In the 19th century Egyptian mummies were not burned in the boilers…

The venerable mummies have survived hundreds, even thousands, of years, keeping the memory of their original dwellers, whether human beings or animals, in the hope of a new world on the other side of death. These corpses preserved in extraordinary conditions, whether by artificial means or due to extreme environmental conditions, are a very valuable source of scientific information for anthropologists and archaeologists, as well as for doctors and biologists.

But, unfortunately, there was a time when a very interesting and practical application for mummies was found, namely the hundreds of mummies that, as an “industrial” production method, were dug up in Egypt… hundreds of mummies ended up inside the boilers of North American locomotives!!

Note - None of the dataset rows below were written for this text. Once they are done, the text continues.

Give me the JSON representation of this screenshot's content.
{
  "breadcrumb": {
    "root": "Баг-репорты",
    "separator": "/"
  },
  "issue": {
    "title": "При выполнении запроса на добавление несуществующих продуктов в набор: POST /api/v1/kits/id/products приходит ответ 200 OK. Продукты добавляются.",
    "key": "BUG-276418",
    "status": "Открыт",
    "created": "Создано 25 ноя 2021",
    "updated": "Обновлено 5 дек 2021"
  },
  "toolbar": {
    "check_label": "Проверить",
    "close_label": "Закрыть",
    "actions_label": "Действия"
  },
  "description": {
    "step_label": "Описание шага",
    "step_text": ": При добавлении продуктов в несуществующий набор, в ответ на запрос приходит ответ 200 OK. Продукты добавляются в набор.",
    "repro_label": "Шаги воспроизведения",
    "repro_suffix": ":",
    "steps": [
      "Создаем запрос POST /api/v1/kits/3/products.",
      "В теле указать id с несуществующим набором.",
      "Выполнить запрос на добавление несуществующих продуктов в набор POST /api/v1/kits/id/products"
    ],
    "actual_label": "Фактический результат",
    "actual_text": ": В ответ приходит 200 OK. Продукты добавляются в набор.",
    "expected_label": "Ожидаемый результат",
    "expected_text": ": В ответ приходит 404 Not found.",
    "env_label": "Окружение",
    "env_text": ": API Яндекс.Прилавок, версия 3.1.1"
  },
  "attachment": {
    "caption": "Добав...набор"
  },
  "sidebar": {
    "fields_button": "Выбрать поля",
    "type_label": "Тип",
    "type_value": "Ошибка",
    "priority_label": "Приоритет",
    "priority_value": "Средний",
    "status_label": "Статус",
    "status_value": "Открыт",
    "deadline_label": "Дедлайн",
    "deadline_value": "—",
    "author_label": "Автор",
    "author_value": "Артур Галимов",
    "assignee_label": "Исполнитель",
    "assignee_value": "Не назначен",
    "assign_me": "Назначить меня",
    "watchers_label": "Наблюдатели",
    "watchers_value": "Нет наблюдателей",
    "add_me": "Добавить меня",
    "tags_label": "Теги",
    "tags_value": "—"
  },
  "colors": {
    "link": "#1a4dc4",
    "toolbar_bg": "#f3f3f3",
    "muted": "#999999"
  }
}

During the 19th century, Egyptian mummies were considered a kind of medicine. Famous was the dust of mummies to “cure” all kinds of diseases. The mummy paper, extracted from the bandages of those mummies, imported to the American continent from Egypt, was also widely used to cover food. Apparently, fish and sausages were well preserved in mummy paper. But the most curious thing was that, hundreds of them were used as fuel in steam engine boilers

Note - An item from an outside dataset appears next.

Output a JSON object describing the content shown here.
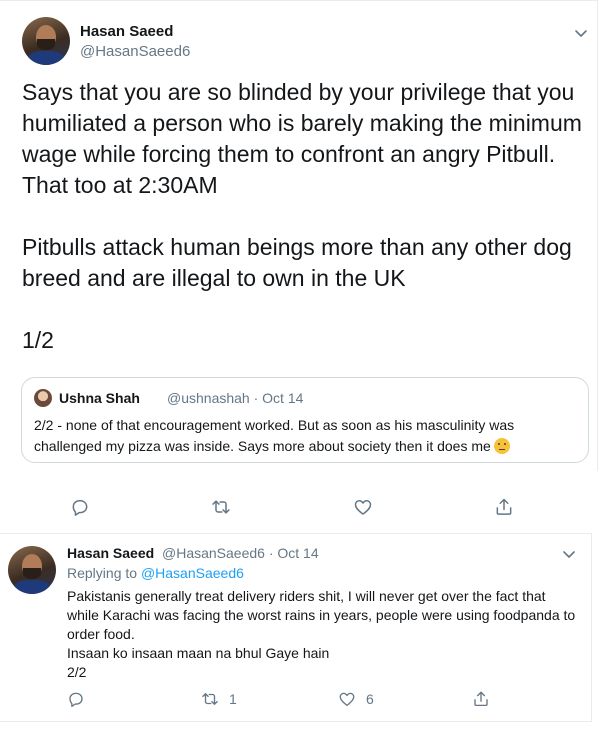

Awesome! It would be if it were true, but it is a curious hoax. It turns out that Mark Twain, an great joker, had the idea of claiming to have seen mummies burned in locomotive boilers on one of his trips and, to top it all, he dared to joke that the mummies of kings burned better than the mummies of the poor. Pure joking, that gradually self-feeding and, at the turn of the century, it was considered that there were fragments of mummy everywhere, from the drugstore to the market. Of course, mummies were used to make fraudulent medicines and some of them even ended up in the boiler of some squeaky railroads, as in the case described by Twain but, of course, did not exist a widespread burning of mummies, and neither the manufacture of “mummy paper” on an industrial scale, although some attempts were made.

More information: Do Egyptians burn mummies as fuel?